This week I went through Acts 2. In this chapter the believers are waiting for the Holy Spirit. As they are filled/baptized they start speaking in tongues, which in the context of the chapter is foreign languages (Acts 2:1-4). The believers are then outside, and everyone hears the gospel in his/her language. This creates a lot of questions, which Peter answers by preaching and a lot of Jews are saved that day (Acts 2:5-41). The end of the chapter gives a small description of how they functioned after this (Acts 2:42-47). The ending of this chapter gives insight into how the believers functioned. The middle is mostly Peter preaching and the salvation of 3000.
We see the believers together as in chapter 1. They are at this point filled with the Holy Spirit.
We see the believers outside. How else would everyone hear them? It is clear that the Jewish visitors in Jerusalem (they were there for the feast of Pentecost) heard the gospel in their languages. This is by the power of the Holy Spirit. There are a lot of questions as to how this is possible, and Peter uses this opportunity to answer them. I imagine that what is happening is Peter is preaching, and other believers are translating so that everyone can understand.
I gather from this passage that evangelism and street preaching are a part of the Christian life after he is filled/baptized with the Holy Spirit.
This is the interesting part. Here we see a few characteristics of the first few months of Christianity.
- Apostles were teaching and the believers were ‘devoted’ to this teaching. (v42) We’ll have to see how this takes further shape. For now, this makes sense as the apostles were the ones discipled by Jesus and had experienced the baptism of the Holy Spirit. If this is a permanent or temporary arrangement, I will leave open for now.
- There was fellowship (v42). The Greek here is κοινωνίᾳ (koinonia), Usage: (lit: partnership) (a) contributory help, participation, (b) sharing in, communion, (c) spiritual fellowship, a fellowship in the spirit. We will flesh out what fellowship entails as we learn more.
- Breaking of bread (v42). This is a term usually used for eating together.
- Prayer (v42). Again, together as in chapter 1.
- Miracles done by apostles (v43).
- All things were shared (in common) (v44,45). This is probably because a lot of the Jews there did not go home, wanting to stay and learn from the apostles. This would mean all the provisions were in their home cities/nations. It is probably the case that those who lived in or close to Jerusalem were the ones selling what they had to provide for the visiting Jews.
- Attending the temple (v46). They were still Jews, but they were Jews for Jesus. The God of the Christian is the same God as the God of the Jew (יְהוָ֥ה, Yahweh). So naturally, temple worship was still an important part of their lives.
- Breaking of bread at homes (v46). Again, eating together, this time specifically at each other’s homes. This leads me to seduce that the v42 mentioning of this is to show that they ate together as a large gathering, and v46 would be smaller and at homes. (you can’t fit 300 people in a house).
- Praising God (v47).
There are another 2 characteristics mentioned, but this not something the believers did. First, they had favor with the people. This comes from the people. And the Lord added to their numbers. This is something the Lord does.
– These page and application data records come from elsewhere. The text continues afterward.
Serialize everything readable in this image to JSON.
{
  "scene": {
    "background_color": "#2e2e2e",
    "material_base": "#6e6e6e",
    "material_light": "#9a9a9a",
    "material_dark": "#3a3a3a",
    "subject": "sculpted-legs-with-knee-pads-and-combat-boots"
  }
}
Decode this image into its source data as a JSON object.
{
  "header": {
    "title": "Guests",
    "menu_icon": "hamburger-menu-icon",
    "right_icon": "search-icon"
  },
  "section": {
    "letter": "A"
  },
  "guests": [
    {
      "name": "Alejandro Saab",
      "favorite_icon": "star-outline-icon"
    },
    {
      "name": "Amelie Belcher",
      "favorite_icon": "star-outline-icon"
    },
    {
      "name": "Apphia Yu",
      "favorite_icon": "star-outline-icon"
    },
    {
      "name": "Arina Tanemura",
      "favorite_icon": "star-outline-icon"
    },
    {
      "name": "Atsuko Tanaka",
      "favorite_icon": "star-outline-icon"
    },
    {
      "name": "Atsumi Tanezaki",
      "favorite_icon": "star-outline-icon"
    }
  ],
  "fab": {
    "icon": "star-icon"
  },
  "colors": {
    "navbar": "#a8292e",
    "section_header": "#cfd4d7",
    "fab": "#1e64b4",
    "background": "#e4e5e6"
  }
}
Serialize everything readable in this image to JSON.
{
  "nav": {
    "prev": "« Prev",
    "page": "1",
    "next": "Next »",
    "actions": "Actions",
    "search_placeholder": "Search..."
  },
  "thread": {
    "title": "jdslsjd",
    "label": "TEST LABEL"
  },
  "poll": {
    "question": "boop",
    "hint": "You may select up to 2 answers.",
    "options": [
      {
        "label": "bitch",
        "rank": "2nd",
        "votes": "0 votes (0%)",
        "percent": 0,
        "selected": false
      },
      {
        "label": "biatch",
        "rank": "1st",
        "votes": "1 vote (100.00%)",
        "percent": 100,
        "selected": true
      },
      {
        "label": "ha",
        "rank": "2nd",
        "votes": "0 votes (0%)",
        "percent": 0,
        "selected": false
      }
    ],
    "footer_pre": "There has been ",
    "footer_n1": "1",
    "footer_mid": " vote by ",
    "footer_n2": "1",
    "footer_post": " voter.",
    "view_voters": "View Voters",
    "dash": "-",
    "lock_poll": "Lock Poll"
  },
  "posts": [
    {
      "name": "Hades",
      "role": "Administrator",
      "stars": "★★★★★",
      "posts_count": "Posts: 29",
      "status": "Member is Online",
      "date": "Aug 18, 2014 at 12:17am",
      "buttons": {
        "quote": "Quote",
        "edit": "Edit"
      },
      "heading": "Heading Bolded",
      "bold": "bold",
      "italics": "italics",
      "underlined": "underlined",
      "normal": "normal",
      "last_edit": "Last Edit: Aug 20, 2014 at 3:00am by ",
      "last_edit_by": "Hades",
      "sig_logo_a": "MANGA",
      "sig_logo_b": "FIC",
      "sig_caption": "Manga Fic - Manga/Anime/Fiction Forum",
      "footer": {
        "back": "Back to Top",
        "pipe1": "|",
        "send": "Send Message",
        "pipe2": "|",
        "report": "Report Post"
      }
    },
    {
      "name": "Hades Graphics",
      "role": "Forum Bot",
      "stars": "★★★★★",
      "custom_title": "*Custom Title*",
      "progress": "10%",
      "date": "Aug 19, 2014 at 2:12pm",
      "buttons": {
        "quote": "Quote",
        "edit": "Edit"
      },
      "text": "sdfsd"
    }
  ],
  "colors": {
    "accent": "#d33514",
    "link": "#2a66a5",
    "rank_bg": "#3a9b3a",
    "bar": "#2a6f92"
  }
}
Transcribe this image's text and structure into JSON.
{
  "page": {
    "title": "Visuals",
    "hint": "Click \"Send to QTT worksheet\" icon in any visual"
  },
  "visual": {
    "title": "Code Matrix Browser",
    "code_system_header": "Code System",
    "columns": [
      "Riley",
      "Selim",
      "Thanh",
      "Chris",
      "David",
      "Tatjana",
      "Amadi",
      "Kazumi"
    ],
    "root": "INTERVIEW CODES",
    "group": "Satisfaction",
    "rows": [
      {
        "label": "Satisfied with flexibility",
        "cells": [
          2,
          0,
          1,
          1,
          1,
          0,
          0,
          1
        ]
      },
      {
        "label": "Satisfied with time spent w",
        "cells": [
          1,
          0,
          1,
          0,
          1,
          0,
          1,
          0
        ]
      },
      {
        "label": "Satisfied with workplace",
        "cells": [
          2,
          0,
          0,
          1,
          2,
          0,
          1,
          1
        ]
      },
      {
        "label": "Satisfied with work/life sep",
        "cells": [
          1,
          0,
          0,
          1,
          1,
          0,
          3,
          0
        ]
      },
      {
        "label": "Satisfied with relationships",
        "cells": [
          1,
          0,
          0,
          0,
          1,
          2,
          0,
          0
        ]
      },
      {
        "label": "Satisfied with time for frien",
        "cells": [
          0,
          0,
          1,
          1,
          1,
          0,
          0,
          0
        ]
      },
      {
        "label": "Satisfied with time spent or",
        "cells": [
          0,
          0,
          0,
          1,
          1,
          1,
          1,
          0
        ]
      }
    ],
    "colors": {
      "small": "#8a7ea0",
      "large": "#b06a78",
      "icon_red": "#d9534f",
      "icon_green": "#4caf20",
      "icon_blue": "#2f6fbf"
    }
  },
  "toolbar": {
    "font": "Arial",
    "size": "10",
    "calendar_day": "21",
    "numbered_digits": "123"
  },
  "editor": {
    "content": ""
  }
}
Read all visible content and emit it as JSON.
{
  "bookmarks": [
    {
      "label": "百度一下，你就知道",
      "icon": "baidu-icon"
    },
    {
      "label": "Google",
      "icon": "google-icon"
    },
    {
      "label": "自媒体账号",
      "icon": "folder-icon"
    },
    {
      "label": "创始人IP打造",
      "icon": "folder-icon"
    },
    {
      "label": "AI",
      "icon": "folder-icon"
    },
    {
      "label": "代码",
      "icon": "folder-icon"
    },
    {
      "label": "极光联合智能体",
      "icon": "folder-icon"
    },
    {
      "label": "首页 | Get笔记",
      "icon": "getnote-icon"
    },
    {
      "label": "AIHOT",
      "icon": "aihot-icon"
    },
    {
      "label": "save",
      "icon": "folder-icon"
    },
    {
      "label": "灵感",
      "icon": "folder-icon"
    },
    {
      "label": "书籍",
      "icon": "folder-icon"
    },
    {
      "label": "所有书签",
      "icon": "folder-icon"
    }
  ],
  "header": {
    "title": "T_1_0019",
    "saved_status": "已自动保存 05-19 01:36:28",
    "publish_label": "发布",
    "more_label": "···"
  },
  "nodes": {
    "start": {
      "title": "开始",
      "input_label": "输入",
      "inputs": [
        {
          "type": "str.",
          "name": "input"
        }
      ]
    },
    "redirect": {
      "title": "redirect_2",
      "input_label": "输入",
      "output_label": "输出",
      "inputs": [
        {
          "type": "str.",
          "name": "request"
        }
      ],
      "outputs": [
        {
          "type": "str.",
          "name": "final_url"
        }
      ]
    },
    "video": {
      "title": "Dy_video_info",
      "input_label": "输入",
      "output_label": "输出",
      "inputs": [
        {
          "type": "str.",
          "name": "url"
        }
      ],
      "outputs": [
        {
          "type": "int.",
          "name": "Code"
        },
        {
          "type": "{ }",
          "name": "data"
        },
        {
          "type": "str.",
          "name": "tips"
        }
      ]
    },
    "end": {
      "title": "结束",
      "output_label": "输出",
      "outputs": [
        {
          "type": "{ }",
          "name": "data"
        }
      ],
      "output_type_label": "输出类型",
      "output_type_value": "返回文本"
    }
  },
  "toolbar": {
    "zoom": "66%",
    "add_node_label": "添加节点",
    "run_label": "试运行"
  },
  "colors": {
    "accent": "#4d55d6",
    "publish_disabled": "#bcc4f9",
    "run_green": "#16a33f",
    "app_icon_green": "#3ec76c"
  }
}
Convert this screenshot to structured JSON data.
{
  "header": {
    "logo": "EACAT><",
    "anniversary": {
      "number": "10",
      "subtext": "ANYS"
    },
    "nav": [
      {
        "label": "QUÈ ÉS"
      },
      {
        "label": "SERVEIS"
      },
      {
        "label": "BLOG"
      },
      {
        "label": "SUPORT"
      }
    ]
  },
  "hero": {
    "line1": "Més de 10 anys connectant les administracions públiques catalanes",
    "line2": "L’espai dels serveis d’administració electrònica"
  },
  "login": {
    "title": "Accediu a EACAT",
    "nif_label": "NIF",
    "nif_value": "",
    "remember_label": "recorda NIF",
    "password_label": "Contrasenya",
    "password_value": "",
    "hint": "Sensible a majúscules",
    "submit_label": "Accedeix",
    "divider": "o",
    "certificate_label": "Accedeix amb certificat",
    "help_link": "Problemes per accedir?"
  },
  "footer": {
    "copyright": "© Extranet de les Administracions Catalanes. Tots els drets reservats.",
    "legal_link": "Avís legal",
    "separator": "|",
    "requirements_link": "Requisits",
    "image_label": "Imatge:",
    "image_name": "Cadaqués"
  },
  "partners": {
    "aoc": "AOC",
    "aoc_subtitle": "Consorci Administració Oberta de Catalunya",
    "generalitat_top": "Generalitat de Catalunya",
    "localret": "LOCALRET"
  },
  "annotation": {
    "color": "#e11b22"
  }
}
What is a church? Answer:
Believers in Jesus, gathering to pray, praise God, and possibly study the scriptures. They also went to the temple together, daily. This is no longer possible since (1) the temple is destroyed and (2) not all believers are Jews.
They are a fellowship which entails the following:
- They eat together, as a community but also in separate homes.
- All things are shared in common, with those having, selling their goods to provide for those without. Historical context here is that a lot of the early converts were far from home and had nothing.
Positions in the church:
- Apostles: a special position with the criteria that they were with Jesus from His baptism till His resurrection. Based on historical context, this position is no longer applicable for today, as no one alive can meet this criterion. They taught the new believers, while doing miracles.